It’s finally here: I’m finally 30 and flirty and thriving...I don't feel any dread...I mean, who knows, I may wake up tomorrow sobbing and wondering where it all went wrong, but I’m going to go out on a limb and say I’m feeling pretty confident...I don’t have any crushing sense of existential dread about the big 3-0.
But her more recent columns show someone who is jaded and feeling the effects of hitting the wall. In one of her pieces, she confesses that she has given up on dating and has bought a single bed for herself:
When I was younger and punishing my body into an outward representation of "hotness" (read: thinness), I let my physicality do the flirting for me; now, older and having put down the fake tan can, it's harder to move in those flirty worlds. I blush, I get nervous, and I will walk away from boring small-talk rather than find a reason to justify turning a half-baked conversation into a six-month fling. You could argue that this is a good thing, but it does tend to make the spectre of "alone forever" linger.

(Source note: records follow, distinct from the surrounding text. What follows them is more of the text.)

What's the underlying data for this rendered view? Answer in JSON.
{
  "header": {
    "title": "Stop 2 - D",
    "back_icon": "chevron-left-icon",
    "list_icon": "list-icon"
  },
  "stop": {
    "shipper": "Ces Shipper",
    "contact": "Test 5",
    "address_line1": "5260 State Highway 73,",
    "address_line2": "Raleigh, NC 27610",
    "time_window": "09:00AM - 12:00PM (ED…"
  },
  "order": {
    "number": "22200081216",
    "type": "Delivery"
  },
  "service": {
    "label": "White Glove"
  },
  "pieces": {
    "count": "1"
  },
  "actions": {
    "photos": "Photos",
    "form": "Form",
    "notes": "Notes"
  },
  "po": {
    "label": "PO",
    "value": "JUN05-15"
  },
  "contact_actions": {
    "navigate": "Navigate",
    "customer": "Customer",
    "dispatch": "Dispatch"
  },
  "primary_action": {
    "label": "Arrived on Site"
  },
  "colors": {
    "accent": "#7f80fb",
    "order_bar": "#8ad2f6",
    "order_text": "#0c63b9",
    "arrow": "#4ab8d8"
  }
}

Consequently, I find myself in a strange purgatory, where I'm pretty good at being single (and not just by circumstance; I actively enjoy it most of the time) but I would also love a partner. This is a strange position for many to grapple with; so, wait, are you lonely or not? The honest answer is "sort of".
...there seems to be an awful lot of people out there who – like me – are trying to be super-stoked on their single status but still occasionally find themselves crying from loneliness in the darker hours.
She hasn't helped her own cause. In her earlier years she seems to have gone for men solely on the basis of physical attraction:
as I get older the idea of a lasting connection being built solely on initial physical attraction is almost laughable.
Talk about not being especially interested in casual (or committed) sex and people give you the sort of expressions that will tend to inspire you to do your best impression of Meg Ryan as Sally Albright in When Harry Met Sally
I'm not suggesting physical attraction is unimportant, but if you are seriously looking for a future spouse you'll be thinking of a lot of other things as well. And note too that Clem Bastow has now reached a point of jadedness where she has lost interest in sex - hardly a promising mindset to be in if you are trying to attract a husband (pity the man who gets Clem Bastow after she has slept with so many men that she has now lost interest in a physical relationship).
She is also a feminist woman who has fallen into the "white men are the enemy" mindset. That's not exactly helpful if most of your marital prospects are white men (does she expect white men to happily "sleep with the enemy"?). Here is what she wrote when a male libertarian politician suggested that people should not be forced to participate in homosexual marriages (as photogrphers, bakers etc.):
This ongoing war against "PC culture" is little more than the slow and steady death rattle of The Age Of Straight White Men. Every bleat about "censorship" or "reverse discrimination" is another piece of macho power structure crumbling to the ground, like flakes of rust falling from a dilapidated bridge. And just as you would treat any abandoned structure as a health hazard, we must exercise caution while existing within the dying days of white male entitlement, as it's very likely to cause injury to everyone but itself.
One of the reasons that alt-right women like Lauren Southern are so refreshing is that they don't engage in this kind of white male bashing. They are promoting instead the idea that men and women have a shared interest in defending their tradition.